Yesterday, the Subcommittees on the Environment and Oversight of the Science Committee held a hearing on the social cost of carbon, SCC, a measure of how much a ton of carbon burdens the economy through climate change impacts. The SCC is used to determine the regulatory measures of controlling carbon emissions. The hearing was like an alternative facts universe. Some things that the witnesses and Republican committee members said were startlingly false, such as that human-added CO2 was good for the planet and ecosystem, that the Clean Power Plan had the most onerous regulations of any regulatory rule in history, that the calculation of the SCC was non-transparent, and so on. The hearing had five witnesses, four Republicans and only one Democratic witness. In my questions, I made it clear that the US has had a leadership role in the effort to reduce carbon emissions, that the history of the SCC was started under President Reagan and continued to be developed under President George W. Bush, and not under President Obama, and I also asked for information on the scientific methods used in its calculation. When I finished my five minutes of questioning, the chairman asked his CATO witness to rebut the last statement of the Democratic witness. The CATO witness claimed that the market would fix problems with reduced regulation, at which point I jumped in to challenge him by asking if he thought that industry would clean itself up. The chairman then gaveled my time over.

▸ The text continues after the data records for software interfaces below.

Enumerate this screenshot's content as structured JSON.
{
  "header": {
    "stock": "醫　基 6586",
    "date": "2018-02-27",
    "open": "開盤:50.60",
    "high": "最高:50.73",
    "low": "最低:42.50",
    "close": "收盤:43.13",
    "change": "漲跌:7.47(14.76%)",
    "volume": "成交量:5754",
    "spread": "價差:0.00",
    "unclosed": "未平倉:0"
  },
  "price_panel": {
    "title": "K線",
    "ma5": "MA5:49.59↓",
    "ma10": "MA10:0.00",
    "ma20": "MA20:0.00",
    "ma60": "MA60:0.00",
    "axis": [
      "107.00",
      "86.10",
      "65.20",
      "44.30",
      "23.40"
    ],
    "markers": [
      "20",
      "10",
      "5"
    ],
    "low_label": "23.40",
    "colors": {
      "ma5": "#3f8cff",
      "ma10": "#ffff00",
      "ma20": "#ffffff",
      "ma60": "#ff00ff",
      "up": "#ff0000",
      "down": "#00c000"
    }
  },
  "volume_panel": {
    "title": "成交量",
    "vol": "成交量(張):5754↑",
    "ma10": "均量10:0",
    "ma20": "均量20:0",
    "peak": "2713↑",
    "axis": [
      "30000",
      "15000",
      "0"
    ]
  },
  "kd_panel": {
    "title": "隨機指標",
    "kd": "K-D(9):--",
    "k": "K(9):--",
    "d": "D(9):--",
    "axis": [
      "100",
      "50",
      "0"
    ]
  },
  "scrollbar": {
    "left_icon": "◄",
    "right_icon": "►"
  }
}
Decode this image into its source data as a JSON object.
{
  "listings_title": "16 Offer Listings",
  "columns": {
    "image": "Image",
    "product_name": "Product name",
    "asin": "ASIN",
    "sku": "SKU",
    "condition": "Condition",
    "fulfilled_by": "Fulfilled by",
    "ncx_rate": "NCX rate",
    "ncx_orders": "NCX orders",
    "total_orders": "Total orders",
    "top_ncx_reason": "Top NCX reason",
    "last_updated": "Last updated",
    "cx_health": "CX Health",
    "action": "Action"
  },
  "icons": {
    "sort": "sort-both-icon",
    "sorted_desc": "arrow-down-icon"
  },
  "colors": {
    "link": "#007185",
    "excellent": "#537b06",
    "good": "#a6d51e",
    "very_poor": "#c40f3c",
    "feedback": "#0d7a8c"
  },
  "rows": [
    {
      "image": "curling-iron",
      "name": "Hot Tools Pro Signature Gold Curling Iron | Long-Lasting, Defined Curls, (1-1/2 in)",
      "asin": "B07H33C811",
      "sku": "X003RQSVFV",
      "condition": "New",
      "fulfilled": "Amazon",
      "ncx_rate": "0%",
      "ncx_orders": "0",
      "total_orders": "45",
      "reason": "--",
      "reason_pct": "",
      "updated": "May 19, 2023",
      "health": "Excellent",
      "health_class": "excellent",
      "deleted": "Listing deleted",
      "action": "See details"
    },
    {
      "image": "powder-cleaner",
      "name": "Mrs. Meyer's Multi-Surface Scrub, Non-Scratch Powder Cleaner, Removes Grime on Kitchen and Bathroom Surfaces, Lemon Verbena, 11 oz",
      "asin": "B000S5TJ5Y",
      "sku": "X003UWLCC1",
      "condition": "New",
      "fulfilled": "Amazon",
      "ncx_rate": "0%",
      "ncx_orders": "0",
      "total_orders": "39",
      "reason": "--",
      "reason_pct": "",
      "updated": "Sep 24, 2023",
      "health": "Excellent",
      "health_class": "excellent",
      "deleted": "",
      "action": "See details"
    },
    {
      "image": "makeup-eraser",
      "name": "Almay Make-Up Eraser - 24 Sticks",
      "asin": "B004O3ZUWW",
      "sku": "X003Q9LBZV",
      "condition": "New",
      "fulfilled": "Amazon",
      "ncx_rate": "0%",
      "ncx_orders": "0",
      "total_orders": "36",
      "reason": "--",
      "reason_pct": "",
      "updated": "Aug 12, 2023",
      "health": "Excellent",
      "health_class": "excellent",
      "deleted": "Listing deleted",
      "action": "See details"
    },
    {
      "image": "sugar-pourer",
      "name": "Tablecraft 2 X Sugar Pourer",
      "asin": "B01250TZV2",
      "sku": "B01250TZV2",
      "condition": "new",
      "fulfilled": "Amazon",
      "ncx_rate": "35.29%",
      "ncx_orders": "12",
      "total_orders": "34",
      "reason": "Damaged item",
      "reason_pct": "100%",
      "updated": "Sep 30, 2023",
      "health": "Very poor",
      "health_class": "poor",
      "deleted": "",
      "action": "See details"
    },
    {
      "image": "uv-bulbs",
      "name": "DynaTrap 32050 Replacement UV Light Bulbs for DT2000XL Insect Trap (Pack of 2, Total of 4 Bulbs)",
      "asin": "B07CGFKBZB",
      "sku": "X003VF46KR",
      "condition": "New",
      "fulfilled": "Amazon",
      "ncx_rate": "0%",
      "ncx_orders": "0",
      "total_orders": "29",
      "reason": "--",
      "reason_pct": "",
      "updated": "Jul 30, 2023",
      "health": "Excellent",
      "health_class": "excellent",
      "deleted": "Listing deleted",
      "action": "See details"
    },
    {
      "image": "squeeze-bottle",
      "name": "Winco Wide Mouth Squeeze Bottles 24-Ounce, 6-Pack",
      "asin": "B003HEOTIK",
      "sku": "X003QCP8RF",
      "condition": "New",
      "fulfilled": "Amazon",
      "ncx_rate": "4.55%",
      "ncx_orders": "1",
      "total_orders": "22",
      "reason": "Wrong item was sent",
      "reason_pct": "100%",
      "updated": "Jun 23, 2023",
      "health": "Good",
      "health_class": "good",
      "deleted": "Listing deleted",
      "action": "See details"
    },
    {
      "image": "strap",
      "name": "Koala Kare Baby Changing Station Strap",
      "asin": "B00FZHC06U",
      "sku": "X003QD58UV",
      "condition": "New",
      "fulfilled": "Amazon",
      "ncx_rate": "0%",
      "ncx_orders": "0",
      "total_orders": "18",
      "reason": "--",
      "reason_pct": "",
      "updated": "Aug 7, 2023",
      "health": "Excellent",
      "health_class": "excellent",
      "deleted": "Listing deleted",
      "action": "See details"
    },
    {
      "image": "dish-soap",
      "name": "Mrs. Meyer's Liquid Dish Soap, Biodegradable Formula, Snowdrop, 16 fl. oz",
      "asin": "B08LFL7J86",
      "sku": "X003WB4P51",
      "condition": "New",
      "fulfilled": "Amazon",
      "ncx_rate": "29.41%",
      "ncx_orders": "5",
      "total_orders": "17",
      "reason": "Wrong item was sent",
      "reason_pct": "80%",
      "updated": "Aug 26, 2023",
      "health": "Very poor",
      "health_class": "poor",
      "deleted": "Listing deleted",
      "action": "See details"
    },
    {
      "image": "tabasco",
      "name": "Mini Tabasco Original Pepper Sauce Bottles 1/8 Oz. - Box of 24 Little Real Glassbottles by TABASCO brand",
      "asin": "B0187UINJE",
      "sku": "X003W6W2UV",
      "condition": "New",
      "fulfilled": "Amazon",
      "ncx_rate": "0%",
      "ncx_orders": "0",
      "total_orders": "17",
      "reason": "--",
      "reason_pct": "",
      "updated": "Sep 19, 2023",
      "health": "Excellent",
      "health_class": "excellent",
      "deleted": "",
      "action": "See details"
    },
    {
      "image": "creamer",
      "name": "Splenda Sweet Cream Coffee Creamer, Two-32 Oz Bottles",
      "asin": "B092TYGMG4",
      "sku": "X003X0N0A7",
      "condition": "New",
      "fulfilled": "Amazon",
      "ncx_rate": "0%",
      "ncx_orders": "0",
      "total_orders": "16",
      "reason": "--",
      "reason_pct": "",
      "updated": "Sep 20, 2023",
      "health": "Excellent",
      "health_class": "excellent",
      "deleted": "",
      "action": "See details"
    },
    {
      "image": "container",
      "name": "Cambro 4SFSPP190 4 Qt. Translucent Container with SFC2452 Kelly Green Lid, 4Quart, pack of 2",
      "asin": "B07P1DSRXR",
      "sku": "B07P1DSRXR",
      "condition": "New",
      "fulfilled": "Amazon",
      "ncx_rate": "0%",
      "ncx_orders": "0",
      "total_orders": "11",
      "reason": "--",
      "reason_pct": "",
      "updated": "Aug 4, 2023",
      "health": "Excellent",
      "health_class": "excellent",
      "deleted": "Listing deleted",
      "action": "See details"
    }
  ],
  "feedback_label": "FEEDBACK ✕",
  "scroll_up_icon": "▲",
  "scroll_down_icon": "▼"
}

The Science Committee hearings are like visits to the Twilight Zone, with Republican members and witnesses who are disconnected from the science and from obvious facts. How do you communicate or argue with people who completely ignore or refuse to accept the facts? I will continue to try, but will not allow nonsense and alternative facts to go unchallenged.